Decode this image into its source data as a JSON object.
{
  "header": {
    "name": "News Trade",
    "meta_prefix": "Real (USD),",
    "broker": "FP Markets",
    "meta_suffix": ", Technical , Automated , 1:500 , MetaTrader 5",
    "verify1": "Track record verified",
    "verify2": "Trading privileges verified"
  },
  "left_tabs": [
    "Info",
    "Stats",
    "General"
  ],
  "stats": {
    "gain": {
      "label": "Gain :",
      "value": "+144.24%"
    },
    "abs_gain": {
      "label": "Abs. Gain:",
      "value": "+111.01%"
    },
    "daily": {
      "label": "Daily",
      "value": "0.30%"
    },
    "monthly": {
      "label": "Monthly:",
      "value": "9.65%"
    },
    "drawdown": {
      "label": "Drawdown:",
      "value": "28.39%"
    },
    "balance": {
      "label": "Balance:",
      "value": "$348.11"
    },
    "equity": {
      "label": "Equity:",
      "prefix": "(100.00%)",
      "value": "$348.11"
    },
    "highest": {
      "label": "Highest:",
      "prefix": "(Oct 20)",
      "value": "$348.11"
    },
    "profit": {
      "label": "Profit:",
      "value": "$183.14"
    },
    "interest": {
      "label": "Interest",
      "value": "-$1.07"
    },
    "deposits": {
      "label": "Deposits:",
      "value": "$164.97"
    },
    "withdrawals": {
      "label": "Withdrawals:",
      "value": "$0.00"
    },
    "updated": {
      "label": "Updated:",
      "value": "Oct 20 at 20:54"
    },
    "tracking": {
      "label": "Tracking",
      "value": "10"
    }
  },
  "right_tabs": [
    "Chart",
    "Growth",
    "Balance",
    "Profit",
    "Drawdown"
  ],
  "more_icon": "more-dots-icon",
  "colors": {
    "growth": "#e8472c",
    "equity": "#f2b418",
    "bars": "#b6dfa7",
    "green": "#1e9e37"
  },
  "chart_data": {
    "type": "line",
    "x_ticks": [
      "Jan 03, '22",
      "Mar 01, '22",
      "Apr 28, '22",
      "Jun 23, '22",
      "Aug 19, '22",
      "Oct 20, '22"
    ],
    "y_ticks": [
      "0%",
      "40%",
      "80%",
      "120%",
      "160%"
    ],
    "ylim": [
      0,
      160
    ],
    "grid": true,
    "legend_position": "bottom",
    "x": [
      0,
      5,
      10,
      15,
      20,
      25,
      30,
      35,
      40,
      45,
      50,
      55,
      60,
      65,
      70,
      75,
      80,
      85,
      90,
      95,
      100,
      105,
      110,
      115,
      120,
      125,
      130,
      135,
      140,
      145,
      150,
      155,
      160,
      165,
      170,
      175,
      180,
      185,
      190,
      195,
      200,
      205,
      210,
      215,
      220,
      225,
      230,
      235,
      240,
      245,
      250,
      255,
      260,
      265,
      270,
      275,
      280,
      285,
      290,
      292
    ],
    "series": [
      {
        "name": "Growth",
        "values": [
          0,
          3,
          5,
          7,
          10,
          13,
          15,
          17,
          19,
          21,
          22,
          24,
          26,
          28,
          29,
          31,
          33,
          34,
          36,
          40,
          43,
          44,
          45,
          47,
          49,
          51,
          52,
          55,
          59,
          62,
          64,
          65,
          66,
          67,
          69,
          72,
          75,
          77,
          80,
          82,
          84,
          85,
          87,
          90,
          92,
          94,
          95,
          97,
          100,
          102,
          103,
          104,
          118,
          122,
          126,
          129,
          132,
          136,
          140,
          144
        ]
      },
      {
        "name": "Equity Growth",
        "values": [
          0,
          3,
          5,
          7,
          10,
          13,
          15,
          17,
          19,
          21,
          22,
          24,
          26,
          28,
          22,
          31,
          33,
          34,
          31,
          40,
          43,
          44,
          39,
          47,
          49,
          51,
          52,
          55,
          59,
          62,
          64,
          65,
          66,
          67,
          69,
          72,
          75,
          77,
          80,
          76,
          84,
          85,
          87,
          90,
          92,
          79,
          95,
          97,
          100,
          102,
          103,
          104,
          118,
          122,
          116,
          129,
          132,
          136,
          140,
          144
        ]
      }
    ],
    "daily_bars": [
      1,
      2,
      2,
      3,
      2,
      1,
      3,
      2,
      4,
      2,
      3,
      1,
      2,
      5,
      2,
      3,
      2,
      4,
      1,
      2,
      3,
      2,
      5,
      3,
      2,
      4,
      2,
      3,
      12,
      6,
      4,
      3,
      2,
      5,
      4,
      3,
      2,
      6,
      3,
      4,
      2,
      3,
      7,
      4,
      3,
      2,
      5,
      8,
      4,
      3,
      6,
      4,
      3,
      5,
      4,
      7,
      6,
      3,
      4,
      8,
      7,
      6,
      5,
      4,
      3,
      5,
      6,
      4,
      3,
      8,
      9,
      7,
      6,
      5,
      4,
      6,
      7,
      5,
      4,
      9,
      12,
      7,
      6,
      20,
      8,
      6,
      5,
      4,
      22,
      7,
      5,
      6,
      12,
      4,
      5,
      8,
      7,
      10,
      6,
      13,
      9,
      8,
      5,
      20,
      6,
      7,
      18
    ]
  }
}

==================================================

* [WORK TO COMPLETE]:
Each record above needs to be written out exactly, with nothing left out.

* [SOLUTION]:
Decode this image into its source data as a JSON object.
{
  "header": {
    "name": "News Trade",
    "meta_prefix": "Real (USD),",
    "broker": "FP Markets",
    "meta_suffix": ", Technical , Automated , 1:500 , MetaTrader 5",
    "verify1": "Track record verified",
    "verify2": "Trading privileges verified"
  },
  "left_tabs": [
    "Info",
    "Stats",
    "General"
  ],
  "stats": {
    "gain": {
      "label": "Gain :",
      "value": "+144.24%"
    },
    "abs_gain": {
      "label": "Abs. Gain:",
      "value": "+111.01%"
    },
    "daily": {
      "label": "Daily",
      "value": "0.30%"
    },
    "monthly": {
      "label": "Monthly:",
      "value": "9.65%"
    },
    "drawdown": {
      "label": "Drawdown:",
      "value": "28.39%"
    },
    "balance": {
      "label": "Balance:",
      "value": "$348.11"
    },
    "equity": {
      "label": "Equity:",
      "prefix": "(100.00%)",
      "value": "$348.11"
    },
    "highest": {
      "label": "Highest:",
      "prefix": "(Oct 20)",
      "value": "$348.11"
    },
    "profit": {
      "label": "Profit:",
      "value": "$183.14"
    },
    "interest": {
      "label": "Interest",
      "value": "-$1.07"
    },
    "deposits": {
      "label": "Deposits:",
      "value": "$164.97"
    },
    "withdrawals": {
      "label": "Withdrawals:",
      "value": "$0.00"
    },
    "updated": {
      "label": "Updated:",
      "value": "Oct 20 at 20:54"
    },
    "tracking": {
      "label": "Tracking",
      "value": "10"
    }
  },
  "right_tabs": [
    "Chart",
    "Growth",
    "Balance",
    "Profit",
    "Drawdown"
  ],
  "more_icon": "more-dots-icon",
  "colors": {
    "growth": "#e8472c",
    "equity": "#f2b418",
    "bars": "#b6dfa7",
    "green": "#1e9e37"
  },
  "chart_data": {
    "type": "line",
    "x_ticks": [
      "Jan 03, '22",
      "Mar 01, '22",
      "Apr 28, '22",
      "Jun 23, '22",
      "Aug 19, '22",
      "Oct 20, '22"
    ],
    "y_ticks": [
      "0%",
      "40%",
      "80%",
      "120%",
      "160%"
    ],
    "ylim": [
      0,
      160
    ],
    "grid": true,
    "legend_position": "bottom",
    "x": [
      0,
      5,
      10,
      15,
      20,
      25,
      30,
      35,
      40,
      45,
      50,
      55,
      60,
      65,
      70,
      75,
      80,
      85,
      90,
      95,
      100,
      105,
      110,
      115,
      120,
      125,
      130,
      135,
      140,
      145,
      150,
      155,
      160,
      165,
      170,
      175,
      180,
      185,
      190,
      195,
      200,
      205,
      210,
      215,
      220,
      225,
      230,
      235,
      240,
      245,
      250,
      255,
      260,
      265,
      270,
      275,
      280,
      285,
      290,
      292
    ],
    "series": [
      {
        "name": "Growth",
        "values": [
          0,
          3,
          5,
          7,
          10,
          13,
          15,
          17,
          19,
          21,
          22,
          24,
          26,
          28,
          29,
          31,
          33,
          34,
          36,
          40,
          43,
          44,
          45,
          47,
          49,
          51,
          52,
          55,
          59,
          62,
          64,
          65,
          66,
          67,
          69,
          72,
          75,
          77,
          80,
          82,
          84,
          85,
          87,
          90,
          92,
          94,
          95,
          97,
          100,
          102,
          103,
          104,
          118,
          122,
          126,
          129,
          132,
          136,
          140,
          144
        ]
      },
      {
        "name": "Equity Growth",
        "values": [
          0,
          3,
          5,
          7,
          10,
          13,
          15,
          17,
          19,
          21,
          22,
          24,
          26,
          28,
          22,
          31,
          33,
          34,
          31,
          40,
          43,
          44,
          39,
          47,
          49,
          51,
          52,
          55,
          59,
          62,
          64,
          65,
          66,
          67,
          69,
          72,
          75,
          77,
          80,
          76,
          84,
          85,
          87,
          90,
          92,
          79,
          95,
          97,
          100,
          102,
          103,
          104,
          118,
          122,
          116,
          129,
          132,
          136,
          140,
          144
        ]
      }
    ],
    "daily_bars": [
      1,
      2,
      2,
      3,
      2,
      1,
      3,
      2,
      4,
      2,
      3,
      1,
      2,
      5,
      2,
      3,
      2,
      4,
      1,
      2,
      3,
      2,
      5,
      3,
      2,
      4,
      2,
      3,
      12,
      6,
      4,
      3,
      2,
      5,
      4,
      3,
      2,
      6,
      3,
      4,
      2,
      3,
      7,
      4,
      3,
      2,
      5,
      8,
      4,
      3,
      6,
      4,
      3,
      5,
      4,
      7,
      6,
      3,
      4,
      8,
      7,
      6,
      5,
      4,
      3,
      5,
      6,
      4,
      3,
      8,
      9,
      7,
      6,
      5,
      4,
      6,
      7,
      5,
      4,
      9,
      12,
      7,
      6,
      20,
      8,
      6,
      5,
      4,
      22,
      7,
      5,
      6,
      12,
      4,
      5,
      8,
      7,
      10,
      6,
      13,
      9,
      8,
      5,
      20,
      6,
      7,
      18
    ]
  }
}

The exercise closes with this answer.